A Chinese factory that provides computer parts and Xbox 360 controllers to Microsoft, and other U.S. companies, has seen the conditions of its workers scrutinized in a scathing report issued by The National Labor Committee (NLC).
The NLC report focused on the KYE Factory in Dongguan City, Guangdong and offered a laundry list of complaints. Among them, workers earn an average of 65 cents an hour (52 cents per hour after deducting for food), workers average 68 hours of work per week, and that workers are prohibited from “talking, listening to music or using the bathroom” during working hours.
Additionally, the factory was said to have a preference for hiring 18 to 25 year old women, as “they are easier to discipline and control,” and also hires “work-study students,” or 16 and 17 year olds who work mandatory 15-hour shifts six or seven days per week. Workers also share lodging in “primitive” dorm rooms that house up to 14 people.
The NLC report is illustrated by pictures of workers asleep on assembly lines during their break time.
Another snapshot of working conditions offered by the NLC report:
Workers who make a mistake are humiliated in two ways. They can be taken off the production line and ordered to pick up trash, sweep the factory floor and clean the bathrooms. This happens every day, and it is done during working hours to humiliate the teenager in front of his or her friends and co-workers.
Other companies that source products from the KYE Factory include Hewlett Packard, Best Buy, Samsung, Foxconn, Acer, Wi/IFC/Logitech and Asus-Rd. While the factory does seem to focus on producing mice and webcams, a record of Microsoft importing Xbox 360 controllers (PDF) from the factory was attached to the NLC report.
Microsoft, for its part, said in a statement, “We regret that the NLC reported a one-sided story without offering us a chance to explain.” However, the Wall Street Journal reports that Microsoft is sending a team of independent auditors to the facility in order to conduct a “complete and thorough investigation.”

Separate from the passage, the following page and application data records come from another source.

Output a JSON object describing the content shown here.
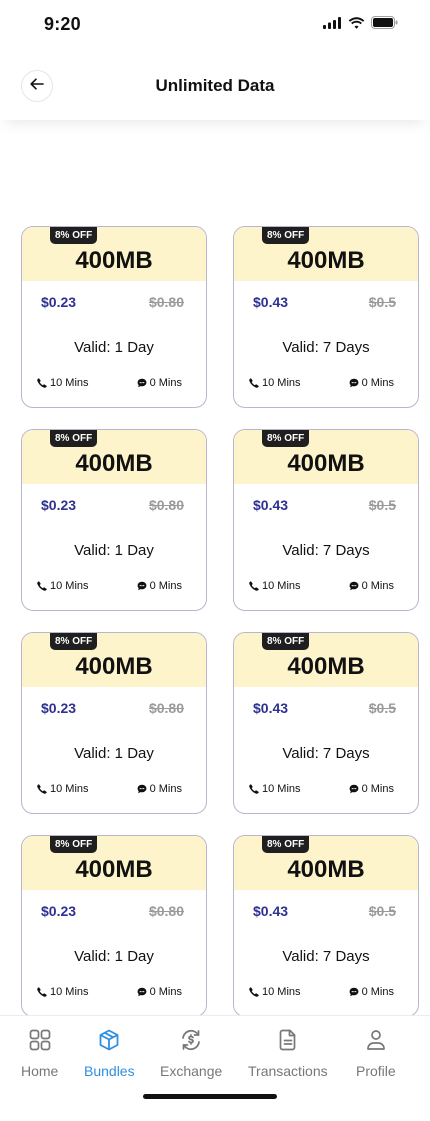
{
  "status_bar": {
    "time": "9:20"
  },
  "header": {
    "title": "Unlimited Data"
  },
  "cards": [
    {
      "badge": "8% OFF",
      "amount": "400MB",
      "price_new": "$0.23",
      "price_old": "$0.80",
      "validity": "Valid: 1 Day",
      "call_mins": "10 Mins",
      "sms_mins": "0 Mins"
    },
    {
      "badge": "8% OFF",
      "amount": "400MB",
      "price_new": "$0.43",
      "price_old": "$0.5",
      "validity": "Valid: 7 Days",
      "call_mins": "10 Mins",
      "sms_mins": "0 Mins"
    },
    {
      "badge": "8% OFF",
      "amount": "400MB",
      "price_new": "$0.23",
      "price_old": "$0.80",
      "validity": "Valid: 1 Day",
      "call_mins": "10 Mins",
      "sms_mins": "0 Mins"
    },
    {
      "badge": "8% OFF",
      "amount": "400MB",
      "price_new": "$0.43",
      "price_old": "$0.5",
      "validity": "Valid: 7 Days",
      "call_mins": "10 Mins",
      "sms_mins": "0 Mins"
    },
    {
      "badge": "8% OFF",
      "amount": "400MB",
      "price_new": "$0.23",
      "price_old": "$0.80",
      "validity": "Valid: 1 Day",
      "call_mins": "10 Mins",
      "sms_mins": "0 Mins"
    },
    {
      "badge": "8% OFF",
      "amount": "400MB",
      "price_new": "$0.43",
      "price_old": "$0.5",
      "validity": "Valid: 7 Days",
      "call_mins": "10 Mins",
      "sms_mins": "0 Mins"
    },
    {
      "badge": "8% OFF",
      "amount": "400MB",
      "price_new": "$0.23",
      "price_old": "$0.80",
      "validity": "Valid: 1 Day",
      "call_mins": "10 Mins",
      "sms_mins": "0 Mins"
    },
    {
      "badge": "8% OFF",
      "amount": "400MB",
      "price_new": "$0.43",
      "price_old": "$0.5",
      "validity": "Valid: 7 Days",
      "call_mins": "10 Mins",
      "sms_mins": "0 Mins"
    }
  ],
  "nav": {
    "items": [
      {
        "label": "Home",
        "icon": "grid-icon",
        "active": false
      },
      {
        "label": "Bundles",
        "icon": "box-icon",
        "active": true
      },
      {
        "label": "Exchange",
        "icon": "exchange-icon",
        "active": false
      },
      {
        "label": "Transactions",
        "icon": "document-icon",
        "active": false
      },
      {
        "label": "Profile",
        "icon": "user-icon",
        "active": false
      }
    ]
  },
  "colors": {
    "accent": "#2f8fe0",
    "price": "#2e3192",
    "card_top": "#fdf4cb",
    "badge_bg": "#1f1f1f",
    "card_border": "#b8b6cf"
  }
}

Microsoft Corporate Vice President, Manufacturing and Operations, Brian Tobey also stated that worker pay was in line with labor standard for the area.